under some requirements of the law, such as
that 100 percent of students be proficient in
reading and math by the end of the 2013-14
school year, in exchange for adopting certain
education improvement ideas.
In Indiana, for example, it’s unclear what will
happen now that the state legislature has voted
to delay further implementation of the common
standards for a year, pending hearings and a
review by the state board of education. What’s
more, state schools Superintendent Glenda Ritz,
a Democrat and common-core skeptic who unseated Republican Tony Bennett last year, says
the state also may drop out of the common-testing

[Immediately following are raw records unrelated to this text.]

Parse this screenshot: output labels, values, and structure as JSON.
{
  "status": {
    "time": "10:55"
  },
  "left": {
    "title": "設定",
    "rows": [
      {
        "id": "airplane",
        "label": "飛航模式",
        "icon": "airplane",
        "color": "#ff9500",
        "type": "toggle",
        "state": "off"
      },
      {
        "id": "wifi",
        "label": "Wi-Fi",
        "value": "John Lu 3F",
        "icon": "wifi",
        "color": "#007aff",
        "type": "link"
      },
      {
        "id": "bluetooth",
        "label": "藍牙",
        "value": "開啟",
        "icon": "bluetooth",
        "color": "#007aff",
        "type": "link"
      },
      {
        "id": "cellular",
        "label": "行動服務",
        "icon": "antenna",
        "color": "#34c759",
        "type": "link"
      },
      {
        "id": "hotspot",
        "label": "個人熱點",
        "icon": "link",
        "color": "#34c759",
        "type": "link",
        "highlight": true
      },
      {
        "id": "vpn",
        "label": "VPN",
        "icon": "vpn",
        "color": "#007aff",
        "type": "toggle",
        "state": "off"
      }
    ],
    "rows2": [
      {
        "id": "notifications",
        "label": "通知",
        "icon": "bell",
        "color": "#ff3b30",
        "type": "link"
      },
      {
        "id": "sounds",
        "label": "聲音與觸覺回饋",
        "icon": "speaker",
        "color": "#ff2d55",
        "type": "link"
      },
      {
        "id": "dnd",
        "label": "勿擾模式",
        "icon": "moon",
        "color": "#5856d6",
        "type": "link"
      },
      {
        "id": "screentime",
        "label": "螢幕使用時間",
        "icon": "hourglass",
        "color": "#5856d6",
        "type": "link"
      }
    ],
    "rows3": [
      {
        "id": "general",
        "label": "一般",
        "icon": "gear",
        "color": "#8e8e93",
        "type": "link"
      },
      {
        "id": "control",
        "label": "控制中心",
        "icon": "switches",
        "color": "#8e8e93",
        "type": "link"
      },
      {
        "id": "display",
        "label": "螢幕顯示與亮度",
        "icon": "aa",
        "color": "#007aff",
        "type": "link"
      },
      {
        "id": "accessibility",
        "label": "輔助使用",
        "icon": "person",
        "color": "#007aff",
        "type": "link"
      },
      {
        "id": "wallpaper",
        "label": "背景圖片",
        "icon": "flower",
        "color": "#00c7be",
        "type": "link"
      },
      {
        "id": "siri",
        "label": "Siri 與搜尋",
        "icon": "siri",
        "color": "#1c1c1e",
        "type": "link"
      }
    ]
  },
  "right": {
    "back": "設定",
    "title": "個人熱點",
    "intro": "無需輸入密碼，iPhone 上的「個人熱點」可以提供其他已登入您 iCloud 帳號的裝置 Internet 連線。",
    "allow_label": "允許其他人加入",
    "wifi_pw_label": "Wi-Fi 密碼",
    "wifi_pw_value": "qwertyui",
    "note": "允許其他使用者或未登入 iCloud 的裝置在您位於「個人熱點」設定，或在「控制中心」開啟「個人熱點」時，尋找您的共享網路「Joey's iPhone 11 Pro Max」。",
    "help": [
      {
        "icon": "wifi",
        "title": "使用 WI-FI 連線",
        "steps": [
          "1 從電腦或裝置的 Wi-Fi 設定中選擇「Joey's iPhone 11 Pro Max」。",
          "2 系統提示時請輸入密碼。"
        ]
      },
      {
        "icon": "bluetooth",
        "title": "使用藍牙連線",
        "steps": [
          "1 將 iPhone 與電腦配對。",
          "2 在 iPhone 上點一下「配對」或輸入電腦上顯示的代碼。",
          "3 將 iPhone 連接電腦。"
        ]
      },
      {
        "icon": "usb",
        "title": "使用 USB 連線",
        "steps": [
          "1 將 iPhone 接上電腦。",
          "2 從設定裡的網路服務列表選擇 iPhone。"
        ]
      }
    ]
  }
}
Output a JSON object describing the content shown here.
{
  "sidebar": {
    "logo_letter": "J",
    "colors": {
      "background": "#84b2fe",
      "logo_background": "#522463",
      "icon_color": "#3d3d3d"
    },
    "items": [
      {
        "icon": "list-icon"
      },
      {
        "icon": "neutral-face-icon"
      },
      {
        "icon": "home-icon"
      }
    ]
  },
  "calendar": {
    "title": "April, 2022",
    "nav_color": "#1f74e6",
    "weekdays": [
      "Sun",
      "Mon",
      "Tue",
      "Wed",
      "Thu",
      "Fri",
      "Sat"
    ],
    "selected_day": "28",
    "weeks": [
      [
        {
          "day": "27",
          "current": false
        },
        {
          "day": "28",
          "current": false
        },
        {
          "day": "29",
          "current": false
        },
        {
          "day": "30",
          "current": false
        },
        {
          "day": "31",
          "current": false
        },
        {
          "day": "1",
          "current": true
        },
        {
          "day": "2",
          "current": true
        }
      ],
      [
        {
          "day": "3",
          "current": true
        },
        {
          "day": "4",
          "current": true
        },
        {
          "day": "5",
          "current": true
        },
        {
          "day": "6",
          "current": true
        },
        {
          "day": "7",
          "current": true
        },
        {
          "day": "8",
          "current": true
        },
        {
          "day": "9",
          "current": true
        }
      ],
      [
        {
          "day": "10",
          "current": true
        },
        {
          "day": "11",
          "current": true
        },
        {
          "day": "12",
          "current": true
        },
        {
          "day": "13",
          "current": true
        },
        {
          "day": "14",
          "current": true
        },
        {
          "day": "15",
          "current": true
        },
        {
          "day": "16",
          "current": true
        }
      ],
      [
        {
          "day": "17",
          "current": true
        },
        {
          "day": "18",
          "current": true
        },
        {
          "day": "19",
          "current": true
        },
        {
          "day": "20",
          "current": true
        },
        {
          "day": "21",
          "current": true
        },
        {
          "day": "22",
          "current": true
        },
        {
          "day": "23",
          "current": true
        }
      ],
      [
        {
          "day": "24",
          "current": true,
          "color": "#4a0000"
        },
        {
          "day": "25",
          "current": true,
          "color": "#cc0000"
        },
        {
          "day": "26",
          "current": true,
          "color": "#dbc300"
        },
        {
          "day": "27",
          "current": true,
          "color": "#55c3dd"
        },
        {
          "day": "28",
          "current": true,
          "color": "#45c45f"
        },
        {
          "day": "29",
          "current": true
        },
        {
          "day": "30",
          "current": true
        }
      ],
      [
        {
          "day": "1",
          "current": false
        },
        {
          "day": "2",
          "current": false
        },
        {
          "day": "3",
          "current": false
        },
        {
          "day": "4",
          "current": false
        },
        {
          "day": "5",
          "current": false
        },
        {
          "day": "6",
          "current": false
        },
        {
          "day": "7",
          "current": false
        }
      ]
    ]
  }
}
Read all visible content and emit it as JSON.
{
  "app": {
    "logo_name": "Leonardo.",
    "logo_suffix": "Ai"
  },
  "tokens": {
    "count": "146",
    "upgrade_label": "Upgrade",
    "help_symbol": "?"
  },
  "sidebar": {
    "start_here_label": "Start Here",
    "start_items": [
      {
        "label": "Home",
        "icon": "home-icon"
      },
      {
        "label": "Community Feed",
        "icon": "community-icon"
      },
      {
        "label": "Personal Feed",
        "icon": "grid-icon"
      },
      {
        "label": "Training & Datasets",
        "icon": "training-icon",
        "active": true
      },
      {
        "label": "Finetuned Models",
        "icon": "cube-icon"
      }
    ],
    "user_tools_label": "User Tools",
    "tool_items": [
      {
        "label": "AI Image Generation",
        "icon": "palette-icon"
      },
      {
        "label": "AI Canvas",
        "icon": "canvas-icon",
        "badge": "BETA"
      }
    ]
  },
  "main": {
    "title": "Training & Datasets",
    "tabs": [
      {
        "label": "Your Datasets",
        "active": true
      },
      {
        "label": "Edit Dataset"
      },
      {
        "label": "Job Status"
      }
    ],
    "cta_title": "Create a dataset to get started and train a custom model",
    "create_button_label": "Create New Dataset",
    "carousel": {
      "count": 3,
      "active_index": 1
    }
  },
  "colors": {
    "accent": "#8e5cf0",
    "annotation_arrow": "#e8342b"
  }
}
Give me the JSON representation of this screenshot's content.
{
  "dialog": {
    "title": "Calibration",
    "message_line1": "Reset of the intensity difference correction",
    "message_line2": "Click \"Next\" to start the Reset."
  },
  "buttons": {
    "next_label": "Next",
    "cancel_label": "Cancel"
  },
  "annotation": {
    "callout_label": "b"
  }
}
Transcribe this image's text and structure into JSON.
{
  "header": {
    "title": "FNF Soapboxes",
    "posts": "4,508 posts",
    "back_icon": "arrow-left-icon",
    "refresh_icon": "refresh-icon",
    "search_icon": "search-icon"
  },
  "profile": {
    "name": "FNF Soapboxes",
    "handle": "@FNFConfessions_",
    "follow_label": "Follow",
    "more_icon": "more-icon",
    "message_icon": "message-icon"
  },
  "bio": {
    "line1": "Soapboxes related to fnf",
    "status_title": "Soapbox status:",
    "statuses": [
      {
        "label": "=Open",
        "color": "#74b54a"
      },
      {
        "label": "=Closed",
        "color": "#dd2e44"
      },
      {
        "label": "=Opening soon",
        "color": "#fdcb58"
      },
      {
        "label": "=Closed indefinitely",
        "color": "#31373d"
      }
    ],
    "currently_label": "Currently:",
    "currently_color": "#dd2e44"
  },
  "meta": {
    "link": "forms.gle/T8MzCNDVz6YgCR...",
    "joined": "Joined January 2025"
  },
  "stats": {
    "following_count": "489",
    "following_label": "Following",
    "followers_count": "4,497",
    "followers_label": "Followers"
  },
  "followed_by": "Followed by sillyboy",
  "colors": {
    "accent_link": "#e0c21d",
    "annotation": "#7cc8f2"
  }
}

consortium known as parcc, or Partnership for
Assessment of Readiness for College and Careers.
In an interview, however, Ms. Ritz said she’s
committed to keeping Indiana’s nclb waiver and
has been in close contact with federal education
officials about the issue.
“I love the flexibility,” Ms. Ritz said. “We are
intent on keeping our waiver. That’s the goal.”
A state that wants to change its waiver plans
must go through a federal amendment process.
At a minimum, any significant changes to common-core implementation would require a formal
review by federal officials as part of that process.
As for Indiana, federal Education Department
spokesman Daren Briscoe said federal officials
generally do not comment on specific legislation.
But “Indiana needs to fulfill its commitments
under esea flexibility, including implementing
college- and career-ready standards in 2013-14,”
he said. “We’re in close contact with the state
educational agency to provide them guidance
and technical assistance.”
That federal amendment process will become
closely watched if states back out of the common
core. The Michigan legislature, for instance, is
debating whether to defund common-core implementation. Michigan has a waiver.
If a state does not adopt the common core, the
other acceptable way to prove its standards are
college- and career-ready is to have its system of
higher education deem them so.
And if a state doesn’t participate in a testing
consortium, it must submit to the federal Education Department its plan for developing tests to
align with those standards and furnish the tests
to federal officials for review. So far, Virginia is
the only state that hasn’t adopted the common
core or common tests but has gotten a waiver.
Table of Contents for the Digital Edition of Education Week - May 15, 2013
Education Week - May 15, 2013
Standards Supporters Firing Back
FOCUS ON: SCHOOL SUPERINTENDENTS: Wanted: Schools Chiefs for Big-Name Districts
DIGITAL DIRECTIONS: E-Rate Programs Seen as Too Lean for a Digital Era
SCIENCE IN PRACTICE: Capacity Issues Confront Implementation Of Standards
News in Brief
Bar for Teacher Exams Set Low In All States, Federal Data Show
Mobile Apps Aim to Deepen Lessons From Field Trips
Studies Link Early Spatial Skills To Math Achievement
Blogs of the Week
INDUSTRY & INNOVATION: MOOCs Provider Targets Teacher Education
SCIENCE IN PRACTICE: Informal Sector Seen as Ally in Science Initiative
Head Start Centers Feel Sequestration Pain
Arizona ELL Battle Carries On, Despite Ruling
Impact Mulled on Waivers, Grants
LISA MADIGAN & JOHN SUTHERS: Moving Beyond Punishment: Treatment Is Key to Keeping Schools Safe
SARA MARTINEZ TUCKER: We Must Create Opportunities for STEM Learning
JENNIFER JENNINGS: An Apology To Secretary Duncan
TopSchoolJobs Recruitment Marketplace
RONALD J. BONNSTETTER & BILL J. BONNSTETTER: We Need a New Approach to Principal Selection
Education Week - May 15, 2013